=== Begin Enclosure ===

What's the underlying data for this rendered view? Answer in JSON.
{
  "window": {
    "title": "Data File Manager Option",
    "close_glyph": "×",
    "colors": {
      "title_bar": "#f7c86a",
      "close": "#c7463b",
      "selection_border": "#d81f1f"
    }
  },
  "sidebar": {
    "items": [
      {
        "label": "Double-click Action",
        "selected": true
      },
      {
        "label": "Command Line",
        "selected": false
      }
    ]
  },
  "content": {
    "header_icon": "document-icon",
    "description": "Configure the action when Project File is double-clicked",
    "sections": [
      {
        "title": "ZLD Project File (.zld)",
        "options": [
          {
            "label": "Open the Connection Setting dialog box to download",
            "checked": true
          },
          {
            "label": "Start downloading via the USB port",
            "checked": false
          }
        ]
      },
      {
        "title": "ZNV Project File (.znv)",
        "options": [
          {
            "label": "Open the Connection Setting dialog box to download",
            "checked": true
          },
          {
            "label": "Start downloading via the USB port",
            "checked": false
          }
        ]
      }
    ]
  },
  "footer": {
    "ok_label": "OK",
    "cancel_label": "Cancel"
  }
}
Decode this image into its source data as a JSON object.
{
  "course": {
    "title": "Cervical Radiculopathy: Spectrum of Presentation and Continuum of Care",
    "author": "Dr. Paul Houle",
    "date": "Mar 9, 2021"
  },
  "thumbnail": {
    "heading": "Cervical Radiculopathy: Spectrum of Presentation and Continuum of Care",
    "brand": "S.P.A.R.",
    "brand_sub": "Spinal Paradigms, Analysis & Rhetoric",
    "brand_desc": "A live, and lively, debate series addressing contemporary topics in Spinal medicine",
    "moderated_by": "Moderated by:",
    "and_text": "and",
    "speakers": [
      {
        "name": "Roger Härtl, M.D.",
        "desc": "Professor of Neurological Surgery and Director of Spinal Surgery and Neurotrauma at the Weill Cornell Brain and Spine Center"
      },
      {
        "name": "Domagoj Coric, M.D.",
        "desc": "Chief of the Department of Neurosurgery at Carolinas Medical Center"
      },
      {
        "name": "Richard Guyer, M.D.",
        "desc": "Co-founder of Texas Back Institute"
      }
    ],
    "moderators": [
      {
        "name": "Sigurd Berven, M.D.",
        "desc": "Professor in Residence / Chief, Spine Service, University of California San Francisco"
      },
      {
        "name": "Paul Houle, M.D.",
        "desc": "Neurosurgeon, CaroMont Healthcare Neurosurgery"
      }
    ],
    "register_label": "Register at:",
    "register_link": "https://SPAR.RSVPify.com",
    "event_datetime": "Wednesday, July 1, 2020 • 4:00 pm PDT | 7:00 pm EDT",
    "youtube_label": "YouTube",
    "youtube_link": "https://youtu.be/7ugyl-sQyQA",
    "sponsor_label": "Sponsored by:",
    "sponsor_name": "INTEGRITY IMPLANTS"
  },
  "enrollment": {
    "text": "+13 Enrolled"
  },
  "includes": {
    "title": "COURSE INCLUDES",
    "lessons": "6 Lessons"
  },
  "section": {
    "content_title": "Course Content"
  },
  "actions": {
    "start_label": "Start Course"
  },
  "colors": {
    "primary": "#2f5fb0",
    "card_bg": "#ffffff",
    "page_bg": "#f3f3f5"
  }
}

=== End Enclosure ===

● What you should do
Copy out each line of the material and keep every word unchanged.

● Your response
What's the underlying data for this rendered view? Answer in JSON.
{
  "window": {
    "title": "Data File Manager Option",
    "close_glyph": "×",
    "colors": {
      "title_bar": "#f7c86a",
      "close": "#c7463b",
      "selection_border": "#d81f1f"
    }
  },
  "sidebar": {
    "items": [
      {
        "label": "Double-click Action",
        "selected": true
      },
      {
        "label": "Command Line",
        "selected": false
      }
    ]
  },
  "content": {
    "header_icon": "document-icon",
    "description": "Configure the action when Project File is double-clicked",
    "sections": [
      {
        "title": "ZLD Project File (.zld)",
        "options": [
          {
            "label": "Open the Connection Setting dialog box to download",
            "checked": true
          },
          {
            "label": "Start downloading via the USB port",
            "checked": false
          }
        ]
      },
      {
        "title": "ZNV Project File (.znv)",
        "options": [
          {
            "label": "Open the Connection Setting dialog box to download",
            "checked": true
          },
          {
            "label": "Start downloading via the USB port",
            "checked": false
          }
        ]
      }
    ]
  },
  "footer": {
    "ok_label": "OK",
    "cancel_label": "Cancel"
  }
}
Decode this image into its source data as a JSON object.
{
  "course": {
    "title": "Cervical Radiculopathy: Spectrum of Presentation and Continuum of Care",
    "author": "Dr. Paul Houle",
    "date": "Mar 9, 2021"
  },
  "thumbnail": {
    "heading": "Cervical Radiculopathy: Spectrum of Presentation and Continuum of Care",
    "brand": "S.P.A.R.",
    "brand_sub": "Spinal Paradigms, Analysis & Rhetoric",
    "brand_desc": "A live, and lively, debate series addressing contemporary topics in Spinal medicine",
    "moderated_by": "Moderated by:",
    "and_text": "and",
    "speakers": [
      {
        "name": "Roger Härtl, M.D.",
        "desc": "Professor of Neurological Surgery and Director of Spinal Surgery and Neurotrauma at the Weill Cornell Brain and Spine Center"
      },
      {
        "name": "Domagoj Coric, M.D.",
        "desc": "Chief of the Department of Neurosurgery at Carolinas Medical Center"
      },
      {
        "name": "Richard Guyer, M.D.",
        "desc": "Co-founder of Texas Back Institute"
      }
    ],
    "moderators": [
      {
        "name": "Sigurd Berven, M.D.",
        "desc": "Professor in Residence / Chief, Spine Service, University of California San Francisco"
      },
      {
        "name": "Paul Houle, M.D.",
        "desc": "Neurosurgeon, CaroMont Healthcare Neurosurgery"
      }
    ],
    "register_label": "Register at:",
    "register_link": "https://SPAR.RSVPify.com",
    "event_datetime": "Wednesday, July 1, 2020 • 4:00 pm PDT | 7:00 pm EDT",
    "youtube_label": "YouTube",
    "youtube_link": "https://youtu.be/7ugyl-sQyQA",
    "sponsor_label": "Sponsored by:",
    "sponsor_name": "INTEGRITY IMPLANTS"
  },
  "enrollment": {
    "text": "+13 Enrolled"
  },
  "includes": {
    "title": "COURSE INCLUDES",
    "lessons": "6 Lessons"
  },
  "section": {
    "content_title": "Course Content"
  },
  "actions": {
    "start_label": "Start Course"
  },
  "colors": {
    "primary": "#2f5fb0",
    "card_bg": "#ffffff",
    "page_bg": "#f3f3f5"
  }
}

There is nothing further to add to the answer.